I asked you to watch and witness, and now I ask for you to rejoice with me. Because while going out alone today was a VERY STUPID thing to do…I made it. And now there is balance. Now there are TWO possibilities. One, that my plans and dreams will be wrecked, and that I will again have a DE-compensating body, unable to sustain my own life, trapped and bound to the hospital bed and my oxygen until whatever horrid fucked up central nervous system part of my melting brain decides to recover. Or ANOTHER POSSIBILITY: that my plan might work, that I will have to pay a price, surely, but that I can still MAKE plans, because as long as I am willing to pay that price, it doesn’t ALWAYS have to be pain spent alone, while the world spins on.
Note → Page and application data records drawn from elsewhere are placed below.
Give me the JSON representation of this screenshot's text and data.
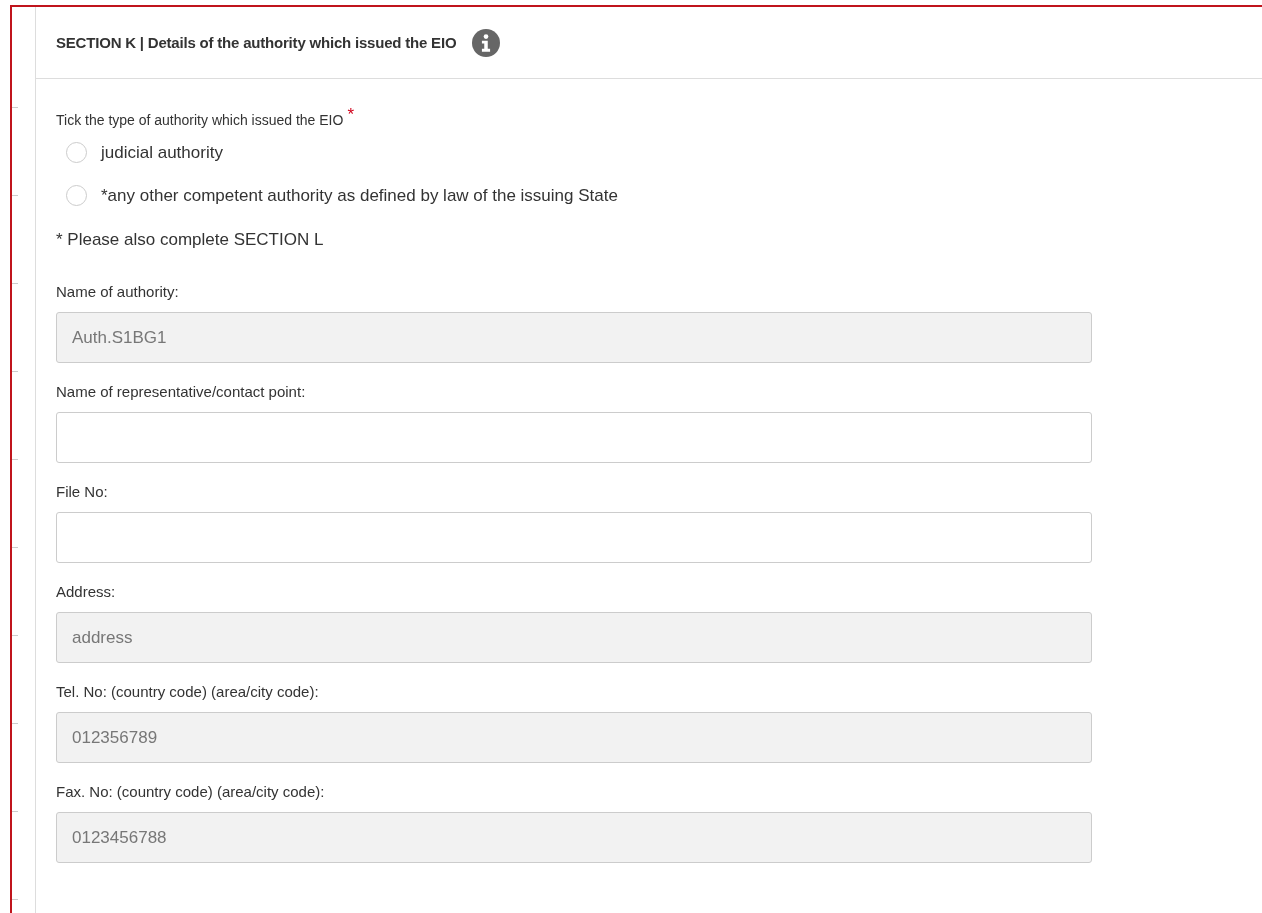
{
  "section": {
    "title": "SECTION K | Details of the authority which issued the EIO"
  },
  "authority_type": {
    "label": "Tick the type of authority which issued the EIO",
    "required": true,
    "required_mark": "*",
    "options": [
      {
        "label": "judicial authority",
        "selected": false
      },
      {
        "label": "*any other competent authority as defined by law of the issuing State",
        "selected": false
      }
    ]
  },
  "note": "* Please also complete SECTION L",
  "fields": [
    {
      "label": "Name of authority:",
      "value": "Auth.S1BG1",
      "disabled": true
    },
    {
      "label": "Name of representative/contact point:",
      "disabled": false
    },
    {
      "label": "File No:",
      "disabled": false
    },
    {
      "label": "Address:",
      "value": "address",
      "disabled": true
    },
    {
      "label": "Tel. No: (country code) (area/city code):",
      "value": "012356789",
      "disabled": true
    },
    {
      "label": "Fax. No: (country code) (area/city code):",
      "value": "0123456788",
      "disabled": true
    }
  ]
}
So now, there is the chance, the possibility of looking forward to things, and this time that meant coming home 1 hour and 11 minutes of pushing myself as hard as I could and making it. So what if three of my fingers turned a little black at the tips after that? That’s why there are oxygen concentrators waiting for us at home, right?
My life isn’t my own, I cannot will-to-power how I want things to go. I know that. But my decisions, my dreams are my own again. And that I did not have yesterday.
I still don’t know how to go on in the long term (long term for me means ‘two months’), but I’m smiling again. I’m crying because I WON. And I know how to live for the next week or two.
It’s a start.
1 day ago